Effective professional development leads “to a long-term gain in teachers’ knowledge” (Gigante & Firestone, 2008, p. 311), which in turn makes a considerable impact on the classroom and the teacher. Danielson (2006) illustrated this thought by stating, “professional development is the corner-stone of improving practice and is essential to teacher growth, expertise, and skill development” (p. 15). When teachers unite and embrace true collaboration alongside teacher leaders then extensive improvement to the school will be likely to occur. Angelle and Teague (2014) note when addressing what school improvement looks like under strong collaboration with teacher leadership, there is a, “ clear and strong relationship between collective efficacy and the extent of teacher leadership” (p. 7). If teacher leaders can find a way to bring their colleagues on board, they will be able to see change begin and teachers in the school will begin to see the value in not staying isolated.
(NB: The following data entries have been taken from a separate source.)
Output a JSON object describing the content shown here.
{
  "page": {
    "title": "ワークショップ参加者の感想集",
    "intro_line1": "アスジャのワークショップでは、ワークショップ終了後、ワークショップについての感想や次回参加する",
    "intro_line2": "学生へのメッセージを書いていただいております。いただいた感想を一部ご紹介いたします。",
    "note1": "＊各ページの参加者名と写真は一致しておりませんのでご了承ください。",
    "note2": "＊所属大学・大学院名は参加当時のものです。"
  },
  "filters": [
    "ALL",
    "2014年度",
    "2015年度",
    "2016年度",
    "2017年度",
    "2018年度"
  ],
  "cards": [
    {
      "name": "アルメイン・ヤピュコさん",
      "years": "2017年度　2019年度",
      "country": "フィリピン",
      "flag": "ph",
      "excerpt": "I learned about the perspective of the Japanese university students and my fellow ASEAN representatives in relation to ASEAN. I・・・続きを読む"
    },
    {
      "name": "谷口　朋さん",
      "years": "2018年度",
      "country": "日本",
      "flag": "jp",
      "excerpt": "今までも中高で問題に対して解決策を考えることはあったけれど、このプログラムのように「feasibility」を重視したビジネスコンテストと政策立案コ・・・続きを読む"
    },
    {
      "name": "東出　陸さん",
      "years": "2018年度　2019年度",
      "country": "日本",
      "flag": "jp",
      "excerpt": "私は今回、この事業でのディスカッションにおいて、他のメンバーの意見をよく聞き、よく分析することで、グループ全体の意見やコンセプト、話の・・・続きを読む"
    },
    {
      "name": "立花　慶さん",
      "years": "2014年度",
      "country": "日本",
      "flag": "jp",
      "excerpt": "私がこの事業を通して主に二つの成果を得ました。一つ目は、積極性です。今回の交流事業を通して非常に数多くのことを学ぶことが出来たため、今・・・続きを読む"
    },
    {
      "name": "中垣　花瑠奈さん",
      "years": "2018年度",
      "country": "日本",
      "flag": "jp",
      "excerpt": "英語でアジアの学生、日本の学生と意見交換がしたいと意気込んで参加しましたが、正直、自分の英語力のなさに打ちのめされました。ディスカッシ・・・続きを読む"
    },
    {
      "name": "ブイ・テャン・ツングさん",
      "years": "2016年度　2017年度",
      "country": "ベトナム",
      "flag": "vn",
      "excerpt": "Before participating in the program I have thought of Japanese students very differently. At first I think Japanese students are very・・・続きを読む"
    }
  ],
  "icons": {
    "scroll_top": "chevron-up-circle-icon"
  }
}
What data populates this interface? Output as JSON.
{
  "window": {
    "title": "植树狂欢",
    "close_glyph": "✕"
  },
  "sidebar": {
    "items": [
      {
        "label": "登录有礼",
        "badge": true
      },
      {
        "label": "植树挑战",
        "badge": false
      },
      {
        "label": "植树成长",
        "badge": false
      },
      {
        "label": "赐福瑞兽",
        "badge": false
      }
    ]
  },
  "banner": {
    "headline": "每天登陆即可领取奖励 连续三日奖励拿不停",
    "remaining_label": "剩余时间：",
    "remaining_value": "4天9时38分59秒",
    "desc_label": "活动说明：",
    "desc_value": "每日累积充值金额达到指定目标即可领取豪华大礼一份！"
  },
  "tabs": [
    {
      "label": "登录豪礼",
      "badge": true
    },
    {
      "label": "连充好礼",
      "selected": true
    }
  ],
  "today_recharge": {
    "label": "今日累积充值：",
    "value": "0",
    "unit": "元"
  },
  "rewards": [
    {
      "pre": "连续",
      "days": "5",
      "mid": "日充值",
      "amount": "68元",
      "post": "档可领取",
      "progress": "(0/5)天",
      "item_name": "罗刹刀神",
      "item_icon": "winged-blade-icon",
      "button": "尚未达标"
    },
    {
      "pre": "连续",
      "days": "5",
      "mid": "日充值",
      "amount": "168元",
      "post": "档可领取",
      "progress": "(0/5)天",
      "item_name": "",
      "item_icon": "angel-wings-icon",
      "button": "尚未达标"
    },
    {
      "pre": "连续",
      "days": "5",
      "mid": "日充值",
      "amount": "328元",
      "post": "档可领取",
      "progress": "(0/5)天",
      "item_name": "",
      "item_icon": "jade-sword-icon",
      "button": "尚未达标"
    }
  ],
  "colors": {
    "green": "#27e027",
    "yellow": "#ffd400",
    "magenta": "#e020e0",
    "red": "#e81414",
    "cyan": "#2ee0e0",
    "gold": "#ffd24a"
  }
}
CHANICA GIBHARD 201201500 To understand the implications of a teachers positive communicative behaviour during teaching and learning the concept of classroom communications will be discussed in detail and the forms and elements of classroom communications will be included. Factors effecting communication and types of communication will be analysed and how to deal with communication barriers in a classroom and effective ways to communicate in a classroom will be revealed. Communication can be defined as the two-way process off giving, receiving, transmitting or exchanging information (conveyed in words, tone of voice and body language), ideas and opinions so that the message is totally understood by both the sender and receiver of the
Assessment is an essential component of teaching. Recently, the importance of assessment has increased even further. Genesee and Upshur (1996) refer to students’ achievement as one of the most important focus of classroom-based assessment. They believe that “teachers need to know what and how much students have learned in order to monitor the effectiveness of instruction, to plan ongoing instruction, and for accountability purposes” (p. 47). Assessment can be done at different stages: Assessment at the end of each unit of instruction is probably useful for both internal and external purposes; in other words, it is of interest to, teachers for planning instruction, students for organizing their own learning, school authorities for accountability,
The critical parameters of school administration that influence the students, determined by Gamage, Adams & McCormack, were found to be the change of school culture and environment, dedicated and qualified staff, setting of school goals and targets, systemic monitoring of students performance, monitoring and controlling of teachers’ performance, provision of adequate learning resources to students and teachers and the conduction of supporting and healthy co-curricular activities. These characteristics of school administration are necessary for greater performance and academic achievements of students (Gamage, Adams & McCormack,